He added, "You can never start too early... our new lesson plan for kindergarteners, entitled Spongebob Squarepants® Will Starve To Death If You Copy That File(tm), has been an absolute hit. We are also considering an in-womb education program that targets babies before they are even born."
According to an "unbiased" study commissioned by the IPHAA, the average American aged 3 to 103 engages in "at least ten IP violations per day." Some of the more egregious crimes committed by ordinary people include:
- Discussing baseball statistics on an Internet forum without the express written consent of Major League Baseball® (implied oral consent doesn't count). "As a subsidiary of MLB, the Baseball Statistics Protection Racket of America® is very strict about the unauthorized use of batting averages, win-loss records, and other proprietary facts," said the IPHAA spokeperson. "Just because you attended a game in person does not give you the right to talk about it to other people."
- Making a scrapbook containing copyrighted newspaper or magazine clippings. "A copyright is a copyright.
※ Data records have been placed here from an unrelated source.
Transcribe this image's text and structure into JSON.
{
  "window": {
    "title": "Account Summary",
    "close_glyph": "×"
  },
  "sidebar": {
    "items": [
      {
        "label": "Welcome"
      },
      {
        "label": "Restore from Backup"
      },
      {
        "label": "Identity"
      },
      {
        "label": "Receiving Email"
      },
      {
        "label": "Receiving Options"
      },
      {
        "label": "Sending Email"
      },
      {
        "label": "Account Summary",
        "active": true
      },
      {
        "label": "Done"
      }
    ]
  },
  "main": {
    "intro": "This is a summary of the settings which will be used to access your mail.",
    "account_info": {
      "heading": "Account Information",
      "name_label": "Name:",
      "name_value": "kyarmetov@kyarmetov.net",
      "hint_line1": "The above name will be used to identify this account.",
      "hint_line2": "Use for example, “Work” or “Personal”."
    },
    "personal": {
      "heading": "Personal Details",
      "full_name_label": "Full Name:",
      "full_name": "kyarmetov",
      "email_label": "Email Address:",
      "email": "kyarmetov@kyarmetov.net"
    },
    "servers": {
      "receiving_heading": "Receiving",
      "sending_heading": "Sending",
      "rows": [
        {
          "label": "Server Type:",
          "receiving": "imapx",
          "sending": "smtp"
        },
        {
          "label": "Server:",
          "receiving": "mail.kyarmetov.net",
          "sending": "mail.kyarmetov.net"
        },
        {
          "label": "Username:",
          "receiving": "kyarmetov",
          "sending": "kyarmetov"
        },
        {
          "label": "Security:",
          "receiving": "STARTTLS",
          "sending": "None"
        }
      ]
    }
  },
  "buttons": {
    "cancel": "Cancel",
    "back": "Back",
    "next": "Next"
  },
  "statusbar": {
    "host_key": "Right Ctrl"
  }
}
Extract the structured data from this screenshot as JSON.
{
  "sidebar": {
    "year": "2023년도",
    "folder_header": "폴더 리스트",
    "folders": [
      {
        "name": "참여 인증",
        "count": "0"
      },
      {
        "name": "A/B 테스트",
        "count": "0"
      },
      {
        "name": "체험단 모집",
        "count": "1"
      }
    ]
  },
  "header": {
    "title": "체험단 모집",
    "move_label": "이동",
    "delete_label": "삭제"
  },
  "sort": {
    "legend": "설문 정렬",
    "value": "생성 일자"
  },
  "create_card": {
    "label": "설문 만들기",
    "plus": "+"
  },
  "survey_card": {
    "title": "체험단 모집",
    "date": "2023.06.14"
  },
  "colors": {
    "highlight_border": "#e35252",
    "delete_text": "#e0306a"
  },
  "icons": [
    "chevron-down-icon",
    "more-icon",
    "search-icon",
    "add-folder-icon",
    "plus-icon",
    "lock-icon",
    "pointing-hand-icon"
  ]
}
Some kooks like to talk about the so-called 'Fair Use Doctrine', but that's just an urban legend." [Editor's Note: The IPHAA graciously provided Humorix with a royalty-free license to publish the spokesperson's copyrighted words in this story.]
- Humming more than three notes of a copyrighted song in public without paying a performance fee.
- Allowing people to take photos of your home without prior consent from the architectural firm that designed the home's floorplan. "If people can take photos of these protected homes, then they will be able to recreate the floorplans and other design elements without compensating the original architects. That is so wrong it makes me want to spit."
- Donating books to a library or charity without the permission of the publisher.
- Sharing a single newspaper with other members of your family without buying additional copies or subscriptions.
- Going to the bathroom or grabbing a snack during a TV commercial break.
- Reselling used computer equipment at a yard sale without first wiping all copyrighted material from the hard drive.
"And this is just the tip of the iceberg," the IPHAA spokesperson added. "Really, the $1,000 per baby tax is a bargain compared with the numerous violations that they will commit in just the first few years of life. People against this new tax are obviously anti-American Communist long-haired hippie tree-hugging freaks that want children to starve."